Dooley, born to a German mother and a U.S. Army father, started his professional career in 1984 with third division club FC Homburg. Prior to that, he had played as a forward with amateur team FK Pirmasens. He moved to midfield with Homburg and helped the team move steadily up the German leagues, until they finally reached the Bundesliga. He moved to Kaiserslautern in 1988 and helped them to the German Cup in 1990 and the Bundesliga title in 1991. After the 1994 World Cup, he moved to Bayer Leverkusen, and to Schalke 04 a year after that, helping them to the 1997 UEFA Cup title. At the end of the season, he made his move to Major League Soccer (MLS), signing with the Columbus Crew. Dooley would spend three seasons in Columbus, and was named to the MLS Best XI in both 1997 and 1998. In 2000, Thomas was traded to the MetroStars for Mike Duhaney, partially to help support Lothar Matthäus' adjustment to the United States. Dooley played one year for the Metros before retiring from soccer altogether. He then went back to Germany, becoming the head coach of FC Saarbrücken in 2002 and 2003.
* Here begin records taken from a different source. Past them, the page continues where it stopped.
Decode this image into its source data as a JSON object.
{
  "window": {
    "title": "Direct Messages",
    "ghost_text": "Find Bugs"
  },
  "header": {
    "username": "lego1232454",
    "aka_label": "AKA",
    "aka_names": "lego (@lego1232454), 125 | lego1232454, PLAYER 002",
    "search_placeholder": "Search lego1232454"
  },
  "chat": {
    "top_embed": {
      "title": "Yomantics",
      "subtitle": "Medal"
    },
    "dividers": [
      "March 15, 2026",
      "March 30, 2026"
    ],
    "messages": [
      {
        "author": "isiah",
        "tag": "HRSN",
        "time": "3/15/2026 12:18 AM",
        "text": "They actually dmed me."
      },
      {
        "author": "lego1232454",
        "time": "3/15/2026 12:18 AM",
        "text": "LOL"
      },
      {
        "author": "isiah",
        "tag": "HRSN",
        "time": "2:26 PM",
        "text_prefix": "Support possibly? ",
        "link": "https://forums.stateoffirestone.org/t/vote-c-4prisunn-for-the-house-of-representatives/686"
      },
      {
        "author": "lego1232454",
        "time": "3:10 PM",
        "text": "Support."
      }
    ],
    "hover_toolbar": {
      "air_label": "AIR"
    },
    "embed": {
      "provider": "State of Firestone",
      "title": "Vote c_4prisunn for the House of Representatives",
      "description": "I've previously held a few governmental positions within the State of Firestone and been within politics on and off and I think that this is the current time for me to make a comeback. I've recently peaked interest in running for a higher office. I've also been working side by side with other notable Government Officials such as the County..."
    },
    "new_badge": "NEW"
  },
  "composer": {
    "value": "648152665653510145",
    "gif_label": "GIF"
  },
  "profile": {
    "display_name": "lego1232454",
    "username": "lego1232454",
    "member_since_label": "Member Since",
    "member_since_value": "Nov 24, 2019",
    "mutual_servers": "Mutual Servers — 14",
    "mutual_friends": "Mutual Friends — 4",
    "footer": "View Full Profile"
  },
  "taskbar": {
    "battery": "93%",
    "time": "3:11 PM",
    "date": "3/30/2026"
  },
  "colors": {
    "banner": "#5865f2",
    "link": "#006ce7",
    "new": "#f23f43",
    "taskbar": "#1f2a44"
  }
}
As U.S. Soccer started to look abroad for players eligible to play for its national team in advance of its hosting the 1994 FIFA World Cup, Dooley was discovered; he assumed US citizenship in 1992, and made his first international appearance on May 30 against Ireland. Dooley became a regular for the US almost immediately, being named U.S. Soccer Athlete of the Year in 1993 and then playing every minute at the 1994 FIFA World Cup. After John Harkes was dismissed from the U.S. national team, Dooley was named captain for the 1998 FIFA World Cup, and started every game for the U.S. On February 21, 1999, Dooley was given a send-off match by the United States in a friendly against Chile. He would end his international career with 81 caps and seven goals. Dooley was also recently called by new men's national team coach Jurgen Klinsmann to be an assistant coach in the match against Mexico on August 10, 2011.